In conducting this study, the committee was mindful of each of the above issues and the complexities that result.
The results of the three main study tasks are described in the chapters that follow. Chapter 2 provides a brief overview of emergency planning in general and evacuation planning in particular to set the stage for the subsequent chapters. Chapter 3 elaborates on the factors that affect the role of transit in an emergency evacuation and reports on the findings of the committee’s literature review to augment and illustrate these characteristics. Chapter 4 is focused on the 38 UAs, including the results of the committee’s plan assessment and case studies; findings are drawn from both. The fifth and final chapter summarizes the committee’s judgment regarding the factors critical to enhancing transit’s role in emergency evacuation, as well as the limits on the use of transit and complementary measures necessary to increase the capacity and resilience of the transportation system within which transit operates. This chapter presents the committee’s recommendations and suggestions for supporting research, along with action steps needed at the federal, state, and local levels.
DHS U.S. Department of Homeland Security
Bailey, D., S. Swiacki, A. Byrnes, J. Buckley, D. King, V. Piper, M. Marino, S. Mundle, G. Pierlott, and A. Lynd. 2007. Transportation Equity in Emergencies: A Review of the Practices of State Departments of Transportation, Metropolitan Planning Organizations, and Transit Agencies in 20 Metropolitan Areas. Final Report. FTA-PA-26-8001-2007. Milligan & Company, LLC, and Mundle & Associates, Philadelphia, Pa., May.
DHS. 2006. Nationwide Plan Review, Phase 2 Report.

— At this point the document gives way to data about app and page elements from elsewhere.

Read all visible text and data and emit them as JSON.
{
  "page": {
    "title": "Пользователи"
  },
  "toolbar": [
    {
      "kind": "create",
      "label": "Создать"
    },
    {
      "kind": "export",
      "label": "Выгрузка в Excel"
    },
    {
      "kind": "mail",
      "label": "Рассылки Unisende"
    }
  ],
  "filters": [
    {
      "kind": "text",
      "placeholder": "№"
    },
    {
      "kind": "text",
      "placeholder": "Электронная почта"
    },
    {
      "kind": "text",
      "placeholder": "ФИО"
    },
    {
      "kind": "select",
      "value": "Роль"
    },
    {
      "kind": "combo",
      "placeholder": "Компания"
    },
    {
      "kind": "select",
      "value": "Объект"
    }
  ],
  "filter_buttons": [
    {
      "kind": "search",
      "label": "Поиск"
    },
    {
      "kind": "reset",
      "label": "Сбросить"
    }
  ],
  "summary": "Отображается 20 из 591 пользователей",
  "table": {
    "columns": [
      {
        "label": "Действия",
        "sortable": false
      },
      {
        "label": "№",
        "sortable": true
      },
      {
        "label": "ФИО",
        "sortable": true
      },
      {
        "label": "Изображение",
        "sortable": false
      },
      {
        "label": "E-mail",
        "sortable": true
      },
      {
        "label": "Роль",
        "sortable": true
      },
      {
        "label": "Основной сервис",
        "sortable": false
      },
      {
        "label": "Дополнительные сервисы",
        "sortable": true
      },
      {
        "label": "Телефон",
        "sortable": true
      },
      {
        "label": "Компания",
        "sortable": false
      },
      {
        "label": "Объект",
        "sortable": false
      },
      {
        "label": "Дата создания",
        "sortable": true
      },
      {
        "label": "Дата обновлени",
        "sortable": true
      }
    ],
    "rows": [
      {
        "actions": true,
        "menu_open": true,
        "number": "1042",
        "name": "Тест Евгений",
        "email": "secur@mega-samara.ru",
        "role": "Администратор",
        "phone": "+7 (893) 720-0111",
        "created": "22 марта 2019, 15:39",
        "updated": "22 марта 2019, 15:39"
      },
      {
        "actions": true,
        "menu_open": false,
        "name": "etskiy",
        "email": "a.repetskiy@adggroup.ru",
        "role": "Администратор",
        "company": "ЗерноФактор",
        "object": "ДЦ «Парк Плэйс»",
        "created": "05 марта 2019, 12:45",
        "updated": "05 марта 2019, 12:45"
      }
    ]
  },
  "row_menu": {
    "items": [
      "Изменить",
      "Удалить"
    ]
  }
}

Washington, D.C., June 16. www.dhs.gov/xlibrary/assets/Prep_NationwidePlanReview.pdf.